— How to complete this task —
Every line of the listing is to be printed again exactly.
=== Begin Enclosure ===
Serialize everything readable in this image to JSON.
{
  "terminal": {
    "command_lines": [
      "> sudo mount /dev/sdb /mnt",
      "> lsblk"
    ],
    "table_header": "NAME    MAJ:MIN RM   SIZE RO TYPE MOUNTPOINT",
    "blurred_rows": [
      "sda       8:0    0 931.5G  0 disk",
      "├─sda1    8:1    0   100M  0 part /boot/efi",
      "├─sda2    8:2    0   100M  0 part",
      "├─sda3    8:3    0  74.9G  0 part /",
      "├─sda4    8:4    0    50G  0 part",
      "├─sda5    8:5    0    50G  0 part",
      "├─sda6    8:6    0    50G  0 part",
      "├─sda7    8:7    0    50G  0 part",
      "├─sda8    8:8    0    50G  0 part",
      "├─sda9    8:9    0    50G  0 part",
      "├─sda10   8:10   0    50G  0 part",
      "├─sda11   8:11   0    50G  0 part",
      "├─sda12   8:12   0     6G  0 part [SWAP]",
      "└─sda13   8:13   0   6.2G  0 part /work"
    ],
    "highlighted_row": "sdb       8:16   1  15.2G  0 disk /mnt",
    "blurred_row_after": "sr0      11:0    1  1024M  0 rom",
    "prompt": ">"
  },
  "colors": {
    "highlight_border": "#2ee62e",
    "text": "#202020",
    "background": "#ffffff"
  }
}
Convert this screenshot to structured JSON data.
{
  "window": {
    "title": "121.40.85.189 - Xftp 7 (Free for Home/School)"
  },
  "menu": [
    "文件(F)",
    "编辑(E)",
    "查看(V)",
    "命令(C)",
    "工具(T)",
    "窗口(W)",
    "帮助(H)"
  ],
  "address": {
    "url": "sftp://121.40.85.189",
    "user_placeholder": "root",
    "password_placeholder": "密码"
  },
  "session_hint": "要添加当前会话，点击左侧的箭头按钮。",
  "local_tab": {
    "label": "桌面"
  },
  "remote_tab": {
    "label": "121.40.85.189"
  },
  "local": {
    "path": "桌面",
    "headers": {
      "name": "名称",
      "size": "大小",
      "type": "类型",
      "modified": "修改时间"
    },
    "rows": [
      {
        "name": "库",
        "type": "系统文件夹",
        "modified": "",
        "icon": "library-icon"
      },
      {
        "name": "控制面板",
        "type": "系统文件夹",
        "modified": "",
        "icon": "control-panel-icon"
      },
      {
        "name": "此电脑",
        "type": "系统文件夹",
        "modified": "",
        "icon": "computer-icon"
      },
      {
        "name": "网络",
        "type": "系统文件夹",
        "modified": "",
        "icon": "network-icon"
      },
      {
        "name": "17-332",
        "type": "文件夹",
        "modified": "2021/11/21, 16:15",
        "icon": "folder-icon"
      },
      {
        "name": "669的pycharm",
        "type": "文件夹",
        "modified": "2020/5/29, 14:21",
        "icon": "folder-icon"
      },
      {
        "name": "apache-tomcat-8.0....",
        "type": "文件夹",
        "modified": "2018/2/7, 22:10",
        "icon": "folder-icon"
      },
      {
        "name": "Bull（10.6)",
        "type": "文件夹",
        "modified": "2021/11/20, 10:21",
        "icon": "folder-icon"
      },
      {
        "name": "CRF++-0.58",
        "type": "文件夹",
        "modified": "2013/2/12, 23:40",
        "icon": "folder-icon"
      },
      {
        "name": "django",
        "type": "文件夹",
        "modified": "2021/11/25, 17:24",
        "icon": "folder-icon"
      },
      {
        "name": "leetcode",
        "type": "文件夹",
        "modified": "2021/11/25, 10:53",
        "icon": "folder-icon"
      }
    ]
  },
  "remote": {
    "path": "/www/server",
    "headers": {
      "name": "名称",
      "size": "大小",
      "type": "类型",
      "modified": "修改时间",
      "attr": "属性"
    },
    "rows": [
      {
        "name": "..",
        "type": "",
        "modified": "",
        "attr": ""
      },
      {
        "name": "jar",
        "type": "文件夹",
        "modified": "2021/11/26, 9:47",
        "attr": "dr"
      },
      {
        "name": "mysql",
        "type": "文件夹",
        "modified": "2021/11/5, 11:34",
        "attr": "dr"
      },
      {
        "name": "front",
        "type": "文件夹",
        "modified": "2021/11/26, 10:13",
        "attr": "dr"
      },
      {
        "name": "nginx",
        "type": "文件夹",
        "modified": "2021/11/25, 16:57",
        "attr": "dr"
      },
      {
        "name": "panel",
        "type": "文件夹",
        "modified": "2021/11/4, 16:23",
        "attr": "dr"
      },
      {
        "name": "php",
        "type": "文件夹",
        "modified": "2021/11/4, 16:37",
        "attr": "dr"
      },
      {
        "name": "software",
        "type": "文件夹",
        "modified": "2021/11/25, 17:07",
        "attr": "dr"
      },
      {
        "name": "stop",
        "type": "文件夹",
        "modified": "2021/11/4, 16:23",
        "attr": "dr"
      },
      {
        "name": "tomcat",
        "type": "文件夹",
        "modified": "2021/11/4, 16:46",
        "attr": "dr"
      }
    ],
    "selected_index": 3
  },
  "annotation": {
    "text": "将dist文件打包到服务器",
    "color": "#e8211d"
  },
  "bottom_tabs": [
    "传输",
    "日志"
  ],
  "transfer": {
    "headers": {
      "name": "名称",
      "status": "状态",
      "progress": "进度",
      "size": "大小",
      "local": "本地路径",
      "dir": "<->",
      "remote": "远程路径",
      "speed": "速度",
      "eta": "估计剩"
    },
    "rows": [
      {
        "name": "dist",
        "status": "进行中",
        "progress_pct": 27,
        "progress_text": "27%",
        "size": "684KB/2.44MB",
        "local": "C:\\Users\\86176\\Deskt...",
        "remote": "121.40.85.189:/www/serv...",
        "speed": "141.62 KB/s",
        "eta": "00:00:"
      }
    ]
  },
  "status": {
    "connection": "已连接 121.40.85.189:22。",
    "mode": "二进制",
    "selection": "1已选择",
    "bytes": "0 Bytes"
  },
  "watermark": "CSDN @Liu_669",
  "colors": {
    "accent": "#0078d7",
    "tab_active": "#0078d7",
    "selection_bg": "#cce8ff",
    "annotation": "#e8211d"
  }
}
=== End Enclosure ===
— Response —
Serialize everything readable in this image to JSON.
{
  "terminal": {
    "command_lines": [
      "> sudo mount /dev/sdb /mnt",
      "> lsblk"
    ],
    "table_header": "NAME    MAJ:MIN RM   SIZE RO TYPE MOUNTPOINT",
    "blurred_rows": [
      "sda       8:0    0 931.5G  0 disk",
      "├─sda1    8:1    0   100M  0 part /boot/efi",
      "├─sda2    8:2    0   100M  0 part",
      "├─sda3    8:3    0  74.9G  0 part /",
      "├─sda4    8:4    0    50G  0 part",
      "├─sda5    8:5    0    50G  0 part",
      "├─sda6    8:6    0    50G  0 part",
      "├─sda7    8:7    0    50G  0 part",
      "├─sda8    8:8    0    50G  0 part",
      "├─sda9    8:9    0    50G  0 part",
      "├─sda10   8:10   0    50G  0 part",
      "├─sda11   8:11   0    50G  0 part",
      "├─sda12   8:12   0     6G  0 part [SWAP]",
      "└─sda13   8:13   0   6.2G  0 part /work"
    ],
    "highlighted_row": "sdb       8:16   1  15.2G  0 disk /mnt",
    "blurred_row_after": "sr0      11:0    1  1024M  0 rom",
    "prompt": ">"
  },
  "colors": {
    "highlight_border": "#2ee62e",
    "text": "#202020",
    "background": "#ffffff"
  }
}
Convert this screenshot to structured JSON data.
{
  "window": {
    "title": "121.40.85.189 - Xftp 7 (Free for Home/School)"
  },
  "menu": [
    "文件(F)",
    "编辑(E)",
    "查看(V)",
    "命令(C)",
    "工具(T)",
    "窗口(W)",
    "帮助(H)"
  ],
  "address": {
    "url": "sftp://121.40.85.189",
    "user_placeholder": "root",
    "password_placeholder": "密码"
  },
  "session_hint": "要添加当前会话，点击左侧的箭头按钮。",
  "local_tab": {
    "label": "桌面"
  },
  "remote_tab": {
    "label": "121.40.85.189"
  },
  "local": {
    "path": "桌面",
    "headers": {
      "name": "名称",
      "size": "大小",
      "type": "类型",
      "modified": "修改时间"
    },
    "rows": [
      {
        "name": "库",
        "type": "系统文件夹",
        "modified": "",
        "icon": "library-icon"
      },
      {
        "name": "控制面板",
        "type": "系统文件夹",
        "modified": "",
        "icon": "control-panel-icon"
      },
      {
        "name": "此电脑",
        "type": "系统文件夹",
        "modified": "",
        "icon": "computer-icon"
      },
      {
        "name": "网络",
        "type": "系统文件夹",
        "modified": "",
        "icon": "network-icon"
      },
      {
        "name": "17-332",
        "type": "文件夹",
        "modified": "2021/11/21, 16:15",
        "icon": "folder-icon"
      },
      {
        "name": "669的pycharm",
        "type": "文件夹",
        "modified": "2020/5/29, 14:21",
        "icon": "folder-icon"
      },
      {
        "name": "apache-tomcat-8.0....",
        "type": "文件夹",
        "modified": "2018/2/7, 22:10",
        "icon": "folder-icon"
      },
      {
        "name": "Bull（10.6)",
        "type": "文件夹",
        "modified": "2021/11/20, 10:21",
        "icon": "folder-icon"
      },
      {
        "name": "CRF++-0.58",
        "type": "文件夹",
        "modified": "2013/2/12, 23:40",
        "icon": "folder-icon"
      },
      {
        "name": "django",
        "type": "文件夹",
        "modified": "2021/11/25, 17:24",
        "icon": "folder-icon"
      },
      {
        "name": "leetcode",
        "type": "文件夹",
        "modified": "2021/11/25, 10:53",
        "icon": "folder-icon"
      }
    ]
  },
  "remote": {
    "path": "/www/server",
    "headers": {
      "name": "名称",
      "size": "大小",
      "type": "类型",
      "modified": "修改时间",
      "attr": "属性"
    },
    "rows": [
      {
        "name": "..",
        "type": "",
        "modified": "",
        "attr": ""
      },
      {
        "name": "jar",
        "type": "文件夹",
        "modified": "2021/11/26, 9:47",
        "attr": "dr"
      },
      {
        "name": "mysql",
        "type": "文件夹",
        "modified": "2021/11/5, 11:34",
        "attr": "dr"
      },
      {
        "name": "front",
        "type": "文件夹",
        "modified": "2021/11/26, 10:13",
        "attr": "dr"
      },
      {
        "name": "nginx",
        "type": "文件夹",
        "modified": "2021/11/25, 16:57",
        "attr": "dr"
      },
      {
        "name": "panel",
        "type": "文件夹",
        "modified": "2021/11/4, 16:23",
        "attr": "dr"
      },
      {
        "name": "php",
        "type": "文件夹",
        "modified": "2021/11/4, 16:37",
        "attr": "dr"
      },
      {
        "name": "software",
        "type": "文件夹",
        "modified": "2021/11/25, 17:07",
        "attr": "dr"
      },
      {
        "name": "stop",
        "type": "文件夹",
        "modified": "2021/11/4, 16:23",
        "attr": "dr"
      },
      {
        "name": "tomcat",
        "type": "文件夹",
        "modified": "2021/11/4, 16:46",
        "attr": "dr"
      }
    ],
    "selected_index": 3
  },
  "annotation": {
    "text": "将dist文件打包到服务器",
    "color": "#e8211d"
  },
  "bottom_tabs": [
    "传输",
    "日志"
  ],
  "transfer": {
    "headers": {
      "name": "名称",
      "status": "状态",
      "progress": "进度",
      "size": "大小",
      "local": "本地路径",
      "dir": "<->",
      "remote": "远程路径",
      "speed": "速度",
      "eta": "估计剩"
    },
    "rows": [
      {
        "name": "dist",
        "status": "进行中",
        "progress_pct": 27,
        "progress_text": "27%",
        "size": "684KB/2.44MB",
        "local": "C:\\Users\\86176\\Deskt...",
        "remote": "121.40.85.189:/www/serv...",
        "speed": "141.62 KB/s",
        "eta": "00:00:"
      }
    ]
  },
  "status": {
    "connection": "已连接 121.40.85.189:22。",
    "mode": "二进制",
    "selection": "1已选择",
    "bytes": "0 Bytes"
  },
  "watermark": "CSDN @Liu_669",
  "colors": {
    "accent": "#0078d7",
    "tab_active": "#0078d7",
    "selection_bg": "#cce8ff",
    "annotation": "#e8211d"
  }
}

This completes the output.